Th’Faith Healers to end the week. The more I comb through albums and sessions from the 90s, the more it becomes glowingly apparent it was a decade that had a lot more going for it than many previously believed. Although I have always felt that particular explosion in talent, coming by way of Manchester and Seattle, changed the direction for much of Rock for the rest of the decade and well into the 2000’s, I am reminded that the explosion came from a lot of different places throughout the world; that they were unified by a common thread – that desire to offer music that was immediate, visceral and life-changing.
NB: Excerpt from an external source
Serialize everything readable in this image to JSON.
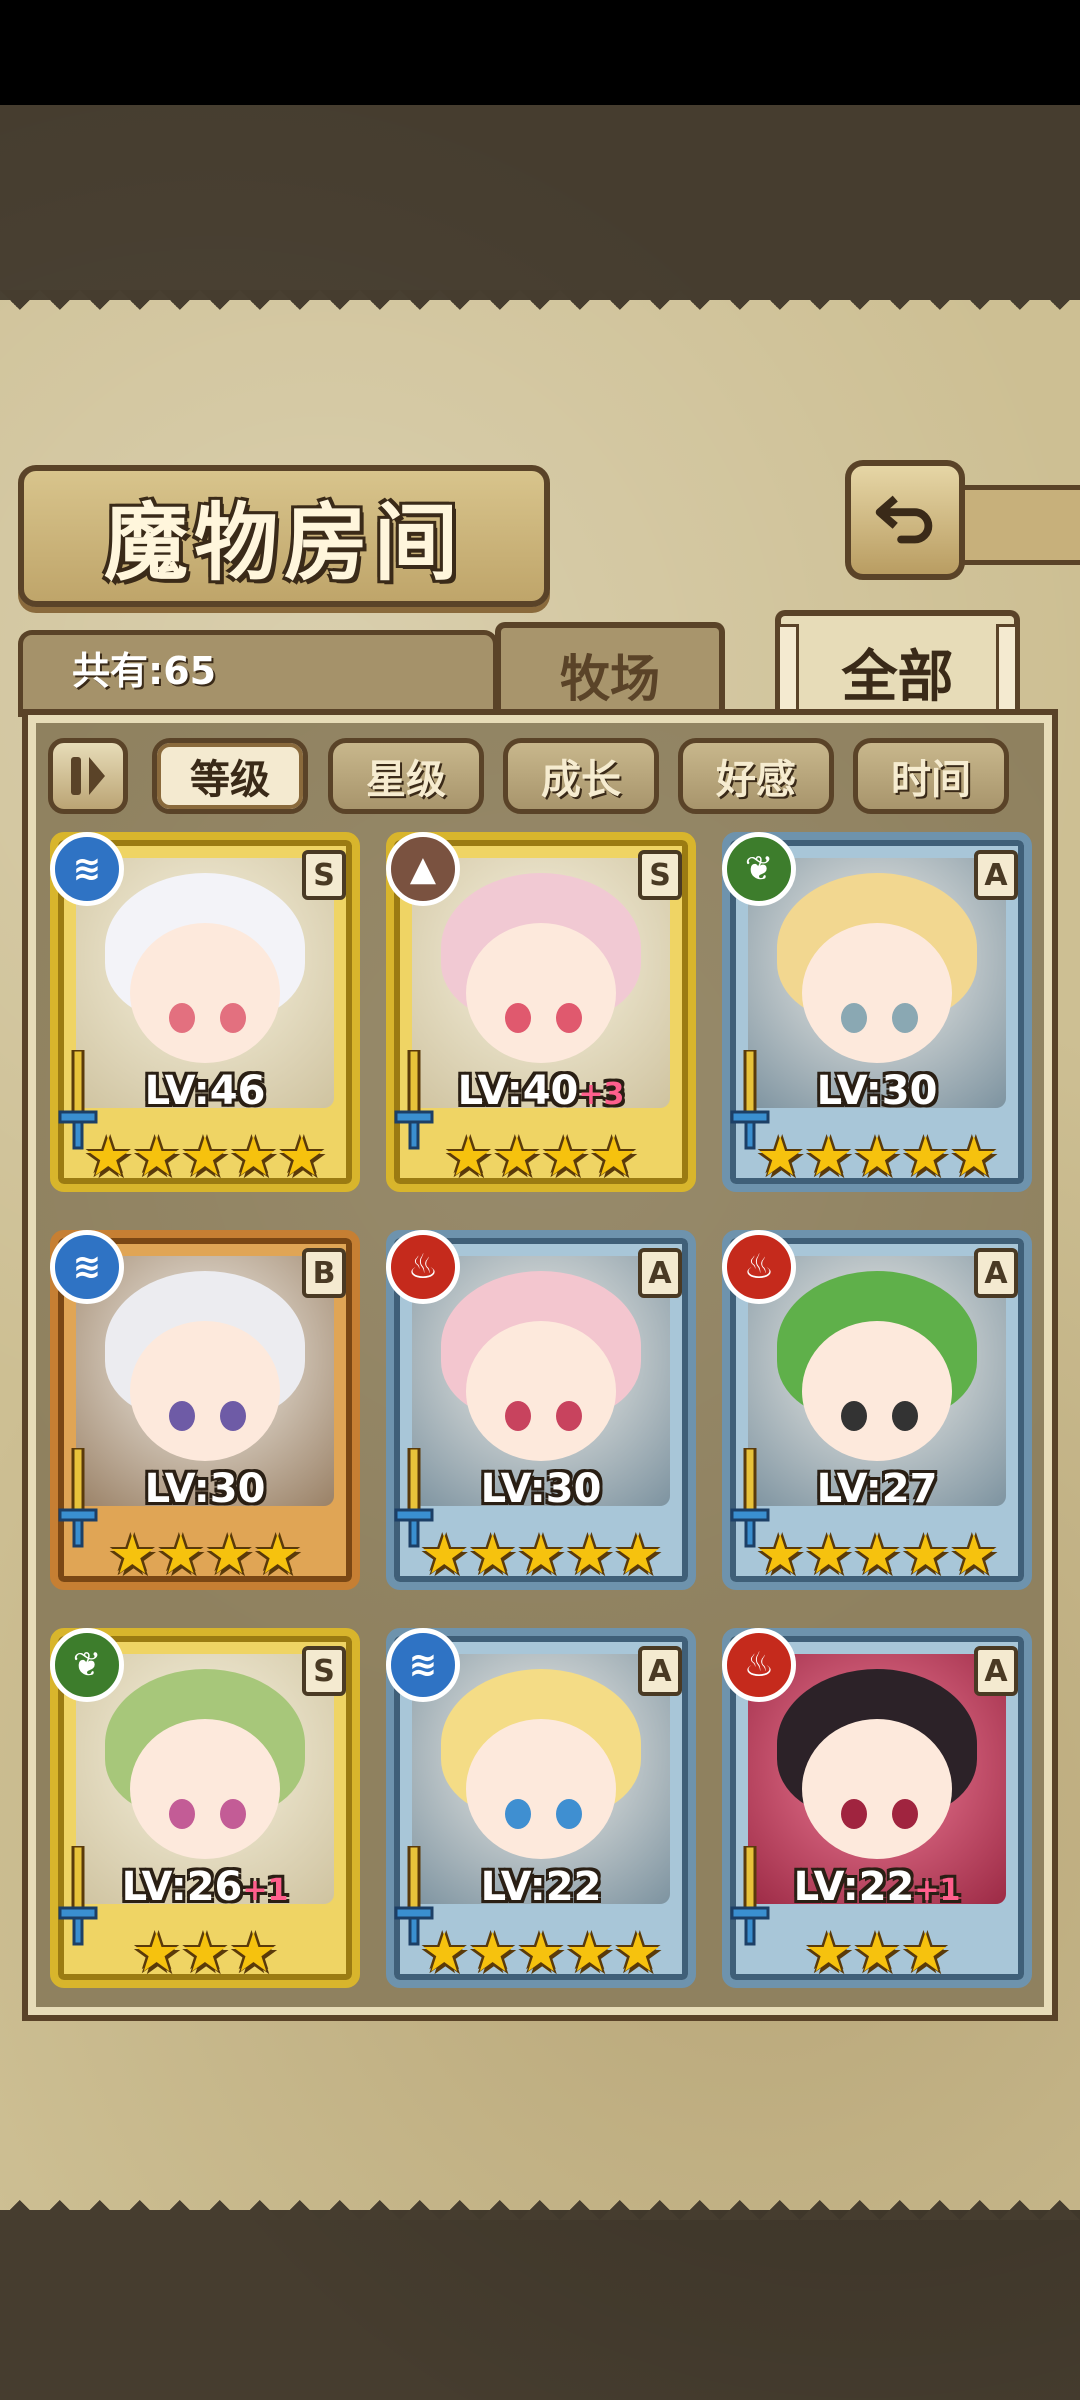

On the one hand experimental, but in the case of Th’ Faith Healers, another hand in borderline familiar.
And when I’m reminded of bands like Th’ Faith Healers (which, sadly they initially broke up in 1994 before reuniting in 2006), I keep thinking of just how influential bands like them were, not only at the time, but for years later.
I always thought this dramatic upheaval in Rock was a reaction to what had become a sense of complacency in the 1980s. That Grunge was a reaction to Techno, much as Punk was a reaction to the laid-back (on the one end) or over-produced (on the other end) Pop music at the time. Music during the 80s was going through a sense of sameness, due in no small part to the advent of MTV and the notion that music had to be laid out in visual terms rather than musical ones – that what was going outside of that slightly recycled atmosphere was highly charged and potentially dangerous – that it stripped down the over-production, replacing it with a pure vision that was without compromise, that was direct and that was demanding to be heard and felt (which is why that period of music produced some of the loudest groups in Rock history).
Many people have said that Th’ Faith Healers were life-changing, that they were a band you had to see live in order to fully appreciate. I admit I didn’t get a chance to see them during their initial incarnation, but this session for John Peel comes in at a close second for sheer energy. Peel had a knack (or his engineers did) for instilling a sense of energy in a band that was often better than their official studio efforts. The end result is astonishing.
I think it’s safe to say that this first session was a harbinger of things to come for this band – and that Th’ Faith Healers have maintained a freshness and urgency in these 1991 sessions that is still felt today.
For me, they were another one of the many reasons why music in the 1990’s was profound and exciting. Th’ Faith Healers exemplified that. In short, I loved this band.
Since it’s Friday, and just ahead of the weekend, it’s almost a requirement to play this as loud as possible.